You are here

Blog: Monday, December 10th, 2018

The Evolution of Inclusion

As a child, I only remember one student in a wheel chair at elementary school, and perhaps a couple of students in high school who appeared to have some cognitive delays. That’s it! What a different world we live in today. Or is it? Were there actually fewer diverse learners back then? Not likely.

At our most recent Superintendent’s Meeting, the Learning Support Services (LSS) Department shared Shelley Moore’s latest video on the “Evolution of Inclusion”. In this video, Shelley challenges us to reflect on where we are as an educational system on this continuum from past exclusionary practices to our presently evolving inclusionary practices. She encourages us to continue with this journey. I’m so thankful that my daughter was in a school system that was more diverse than the one I grew up in, but as Shelley states: “Can we do better?”

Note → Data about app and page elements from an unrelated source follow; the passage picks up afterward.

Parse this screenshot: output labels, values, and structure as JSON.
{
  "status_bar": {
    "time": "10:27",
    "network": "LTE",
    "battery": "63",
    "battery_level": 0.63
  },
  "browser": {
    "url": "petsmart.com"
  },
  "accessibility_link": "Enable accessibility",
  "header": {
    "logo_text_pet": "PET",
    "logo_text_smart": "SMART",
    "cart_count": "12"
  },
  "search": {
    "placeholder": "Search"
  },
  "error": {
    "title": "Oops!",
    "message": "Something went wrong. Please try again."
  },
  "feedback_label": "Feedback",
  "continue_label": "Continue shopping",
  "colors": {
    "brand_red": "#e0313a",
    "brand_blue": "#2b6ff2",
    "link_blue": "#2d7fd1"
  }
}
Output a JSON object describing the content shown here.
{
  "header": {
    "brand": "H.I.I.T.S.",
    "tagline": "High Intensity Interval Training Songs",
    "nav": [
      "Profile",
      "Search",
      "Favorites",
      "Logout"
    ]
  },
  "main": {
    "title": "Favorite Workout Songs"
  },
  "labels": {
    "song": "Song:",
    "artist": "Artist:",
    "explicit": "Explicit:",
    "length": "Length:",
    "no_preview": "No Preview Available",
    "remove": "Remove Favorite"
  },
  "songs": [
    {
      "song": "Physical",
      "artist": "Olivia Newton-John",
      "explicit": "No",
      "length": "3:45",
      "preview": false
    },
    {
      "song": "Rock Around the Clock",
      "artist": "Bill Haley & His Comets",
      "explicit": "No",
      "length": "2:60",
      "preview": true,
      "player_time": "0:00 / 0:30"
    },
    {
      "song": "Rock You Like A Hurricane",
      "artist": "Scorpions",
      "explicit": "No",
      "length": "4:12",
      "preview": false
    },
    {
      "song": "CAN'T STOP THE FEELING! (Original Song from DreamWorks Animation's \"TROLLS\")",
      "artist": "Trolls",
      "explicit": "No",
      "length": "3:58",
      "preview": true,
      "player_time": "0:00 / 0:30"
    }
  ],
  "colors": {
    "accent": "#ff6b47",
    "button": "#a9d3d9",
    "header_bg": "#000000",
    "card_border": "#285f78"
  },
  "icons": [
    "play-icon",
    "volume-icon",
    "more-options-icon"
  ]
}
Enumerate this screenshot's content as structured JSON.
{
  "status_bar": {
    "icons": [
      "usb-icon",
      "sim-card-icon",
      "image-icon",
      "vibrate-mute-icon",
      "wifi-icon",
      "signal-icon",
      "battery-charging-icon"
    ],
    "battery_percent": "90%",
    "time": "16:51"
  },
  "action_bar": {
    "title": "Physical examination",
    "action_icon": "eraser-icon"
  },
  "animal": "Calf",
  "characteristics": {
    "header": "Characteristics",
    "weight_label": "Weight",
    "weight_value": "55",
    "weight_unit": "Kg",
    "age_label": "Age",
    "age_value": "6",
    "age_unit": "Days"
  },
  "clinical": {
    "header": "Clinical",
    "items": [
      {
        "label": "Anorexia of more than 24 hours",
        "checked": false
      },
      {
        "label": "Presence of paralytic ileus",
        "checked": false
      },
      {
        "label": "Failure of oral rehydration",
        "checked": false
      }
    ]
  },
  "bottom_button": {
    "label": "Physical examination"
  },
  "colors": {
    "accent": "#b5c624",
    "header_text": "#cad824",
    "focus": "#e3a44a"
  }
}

During the November 23rd Professional Development Day, Tyrone and Lyndon Brown shared their personal journey of what it is like to grow up with a visible disability and an invisible ability. The brothers spoke honestly about their experience of having severe global dyspraxia - a motor planning impairment which means they are non-verbal and have physical challenges. They were often marginalized and misunderstood. Derogatory comments were made about them in “ear shot” because people thought they didn’t comprehend what was being stated, but they did understand, and it hurt them deeply!

However, with the help of their parents and caring educators who took a real interest in their abilities, they persevered, and consequently both graduated from AVS. In Lyndon’s words “Perhaps the greatest life lesson I learned through this was ‘never give up’ and ‘never believe it’s impossible’”. Today, Tyrone and Lyndon are poet advocates. Tyrone states “I believe advocacy can make a difference not only to others who are non-verbal but also to bring awareness to society of the impact of treatment of all those with disabilities.”

The brothers encourage me to be do better for future generations of children. If it’s not good enough for my future grandchild, then it’s not good enough for anyone’s child! Let’s not be satisfied with good; let’s get better!

Bonnie Iftody
District Principal - Learning Support Services